### Prompt:
Copy, from the listing, every line in which the string "number" is present.

• • • • • • •

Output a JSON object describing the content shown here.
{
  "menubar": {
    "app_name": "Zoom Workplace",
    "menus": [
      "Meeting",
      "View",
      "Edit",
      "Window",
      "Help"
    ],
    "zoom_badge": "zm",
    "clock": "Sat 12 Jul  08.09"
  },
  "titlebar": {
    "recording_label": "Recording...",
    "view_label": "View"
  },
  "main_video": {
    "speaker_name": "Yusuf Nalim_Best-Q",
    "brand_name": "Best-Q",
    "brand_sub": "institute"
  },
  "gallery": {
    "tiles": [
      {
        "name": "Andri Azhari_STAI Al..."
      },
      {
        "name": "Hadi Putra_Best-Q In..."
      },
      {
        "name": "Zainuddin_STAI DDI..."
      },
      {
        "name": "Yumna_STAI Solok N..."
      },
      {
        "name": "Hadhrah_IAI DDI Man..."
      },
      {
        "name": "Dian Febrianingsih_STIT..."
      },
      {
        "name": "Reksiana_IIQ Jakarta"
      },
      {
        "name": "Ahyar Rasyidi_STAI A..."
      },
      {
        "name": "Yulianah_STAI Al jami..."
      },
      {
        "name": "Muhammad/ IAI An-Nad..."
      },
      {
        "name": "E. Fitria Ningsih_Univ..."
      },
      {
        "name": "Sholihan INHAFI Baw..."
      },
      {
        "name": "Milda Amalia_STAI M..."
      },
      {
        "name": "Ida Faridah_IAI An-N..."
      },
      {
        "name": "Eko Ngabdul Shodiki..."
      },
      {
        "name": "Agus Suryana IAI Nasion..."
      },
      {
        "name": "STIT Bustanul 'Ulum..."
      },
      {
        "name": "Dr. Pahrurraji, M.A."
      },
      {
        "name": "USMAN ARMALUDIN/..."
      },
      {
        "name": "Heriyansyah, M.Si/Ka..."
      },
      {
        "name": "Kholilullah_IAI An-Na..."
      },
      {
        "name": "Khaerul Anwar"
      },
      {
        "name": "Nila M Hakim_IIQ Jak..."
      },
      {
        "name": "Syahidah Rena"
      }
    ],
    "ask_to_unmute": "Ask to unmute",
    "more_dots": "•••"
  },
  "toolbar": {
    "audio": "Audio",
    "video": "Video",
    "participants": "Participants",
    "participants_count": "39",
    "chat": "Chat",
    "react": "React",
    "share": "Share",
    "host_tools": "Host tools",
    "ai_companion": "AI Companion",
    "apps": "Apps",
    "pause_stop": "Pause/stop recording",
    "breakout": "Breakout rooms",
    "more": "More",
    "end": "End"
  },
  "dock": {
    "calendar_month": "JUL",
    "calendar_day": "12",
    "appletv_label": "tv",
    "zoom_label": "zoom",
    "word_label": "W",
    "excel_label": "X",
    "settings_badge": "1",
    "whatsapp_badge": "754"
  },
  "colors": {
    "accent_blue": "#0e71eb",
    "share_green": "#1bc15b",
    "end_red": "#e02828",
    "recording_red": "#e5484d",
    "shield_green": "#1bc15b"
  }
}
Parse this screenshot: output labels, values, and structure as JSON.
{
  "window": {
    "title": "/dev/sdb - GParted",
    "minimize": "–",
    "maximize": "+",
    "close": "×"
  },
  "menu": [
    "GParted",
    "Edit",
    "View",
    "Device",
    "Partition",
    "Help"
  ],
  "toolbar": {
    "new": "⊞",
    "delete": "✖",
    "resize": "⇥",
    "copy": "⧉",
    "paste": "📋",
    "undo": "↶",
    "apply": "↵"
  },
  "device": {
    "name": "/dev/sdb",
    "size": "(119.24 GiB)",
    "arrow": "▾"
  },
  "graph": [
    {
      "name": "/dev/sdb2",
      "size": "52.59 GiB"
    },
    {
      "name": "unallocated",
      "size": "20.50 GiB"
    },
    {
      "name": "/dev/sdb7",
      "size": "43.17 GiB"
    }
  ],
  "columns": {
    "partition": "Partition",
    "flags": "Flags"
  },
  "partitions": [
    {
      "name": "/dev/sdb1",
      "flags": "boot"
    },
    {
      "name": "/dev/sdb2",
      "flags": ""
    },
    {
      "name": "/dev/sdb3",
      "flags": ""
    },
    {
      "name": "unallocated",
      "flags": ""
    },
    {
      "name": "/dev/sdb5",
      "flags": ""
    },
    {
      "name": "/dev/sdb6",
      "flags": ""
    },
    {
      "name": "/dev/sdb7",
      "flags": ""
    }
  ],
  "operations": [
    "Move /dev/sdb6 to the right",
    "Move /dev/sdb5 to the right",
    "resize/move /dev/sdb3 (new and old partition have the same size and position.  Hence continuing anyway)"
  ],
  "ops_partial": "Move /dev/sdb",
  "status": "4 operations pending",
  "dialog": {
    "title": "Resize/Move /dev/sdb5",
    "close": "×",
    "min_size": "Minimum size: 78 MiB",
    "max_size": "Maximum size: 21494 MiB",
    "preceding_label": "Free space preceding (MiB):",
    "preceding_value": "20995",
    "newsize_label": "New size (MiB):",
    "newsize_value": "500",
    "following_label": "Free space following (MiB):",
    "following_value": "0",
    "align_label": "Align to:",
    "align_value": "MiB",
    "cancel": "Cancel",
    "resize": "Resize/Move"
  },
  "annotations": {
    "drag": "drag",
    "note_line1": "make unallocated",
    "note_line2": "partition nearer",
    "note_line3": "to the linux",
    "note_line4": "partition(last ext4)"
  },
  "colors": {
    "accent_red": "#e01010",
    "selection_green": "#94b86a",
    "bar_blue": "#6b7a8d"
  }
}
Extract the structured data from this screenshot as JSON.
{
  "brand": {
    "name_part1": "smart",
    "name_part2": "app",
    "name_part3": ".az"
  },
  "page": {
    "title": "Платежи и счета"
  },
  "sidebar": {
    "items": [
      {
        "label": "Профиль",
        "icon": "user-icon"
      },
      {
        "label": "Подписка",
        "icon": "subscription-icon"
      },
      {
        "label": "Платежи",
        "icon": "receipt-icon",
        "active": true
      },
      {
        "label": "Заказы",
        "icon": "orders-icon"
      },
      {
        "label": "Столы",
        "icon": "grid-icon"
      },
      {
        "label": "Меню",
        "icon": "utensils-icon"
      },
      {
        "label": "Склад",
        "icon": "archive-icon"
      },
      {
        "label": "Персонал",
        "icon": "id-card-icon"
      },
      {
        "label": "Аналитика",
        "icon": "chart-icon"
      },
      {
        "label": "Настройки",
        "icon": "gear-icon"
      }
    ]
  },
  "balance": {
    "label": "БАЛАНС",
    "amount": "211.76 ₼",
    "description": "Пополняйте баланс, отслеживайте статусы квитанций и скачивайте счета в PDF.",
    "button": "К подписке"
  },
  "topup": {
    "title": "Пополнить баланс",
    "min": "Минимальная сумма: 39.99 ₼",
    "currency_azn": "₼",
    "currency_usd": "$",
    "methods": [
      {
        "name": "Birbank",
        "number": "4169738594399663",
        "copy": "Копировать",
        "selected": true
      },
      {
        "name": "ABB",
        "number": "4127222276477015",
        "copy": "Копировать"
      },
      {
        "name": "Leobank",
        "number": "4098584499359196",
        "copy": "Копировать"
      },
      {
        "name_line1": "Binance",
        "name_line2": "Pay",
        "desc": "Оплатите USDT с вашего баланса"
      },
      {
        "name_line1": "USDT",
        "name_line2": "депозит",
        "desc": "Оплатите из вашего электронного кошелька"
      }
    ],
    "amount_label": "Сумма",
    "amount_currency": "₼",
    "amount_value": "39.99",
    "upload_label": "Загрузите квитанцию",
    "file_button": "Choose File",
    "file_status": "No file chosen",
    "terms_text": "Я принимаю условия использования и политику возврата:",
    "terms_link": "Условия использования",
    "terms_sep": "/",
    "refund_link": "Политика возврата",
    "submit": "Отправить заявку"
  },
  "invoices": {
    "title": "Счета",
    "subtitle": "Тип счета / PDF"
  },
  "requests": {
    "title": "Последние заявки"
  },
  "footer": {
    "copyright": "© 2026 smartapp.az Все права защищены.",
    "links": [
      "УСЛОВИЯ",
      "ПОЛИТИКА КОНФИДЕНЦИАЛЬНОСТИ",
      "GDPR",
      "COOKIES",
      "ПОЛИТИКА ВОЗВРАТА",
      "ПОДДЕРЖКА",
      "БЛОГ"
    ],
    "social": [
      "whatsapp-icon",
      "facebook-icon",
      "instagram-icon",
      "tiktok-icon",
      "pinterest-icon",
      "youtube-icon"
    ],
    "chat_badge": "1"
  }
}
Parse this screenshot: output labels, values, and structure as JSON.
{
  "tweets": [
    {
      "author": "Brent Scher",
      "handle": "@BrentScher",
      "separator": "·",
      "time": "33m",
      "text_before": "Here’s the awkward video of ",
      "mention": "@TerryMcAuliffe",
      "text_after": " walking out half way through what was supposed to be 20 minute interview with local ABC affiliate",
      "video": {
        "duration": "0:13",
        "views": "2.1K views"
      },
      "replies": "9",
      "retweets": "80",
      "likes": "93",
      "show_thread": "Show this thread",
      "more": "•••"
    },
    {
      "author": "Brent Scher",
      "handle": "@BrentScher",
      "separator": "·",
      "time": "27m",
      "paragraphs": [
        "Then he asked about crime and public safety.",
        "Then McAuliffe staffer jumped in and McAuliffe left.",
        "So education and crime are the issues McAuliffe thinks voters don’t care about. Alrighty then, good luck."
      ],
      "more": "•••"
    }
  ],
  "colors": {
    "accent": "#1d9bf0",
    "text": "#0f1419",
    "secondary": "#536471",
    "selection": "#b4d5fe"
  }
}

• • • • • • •

### Task output:
        "number": "4169738594399663",
        "number": "4127222276477015",
        "number": "4098584499359196",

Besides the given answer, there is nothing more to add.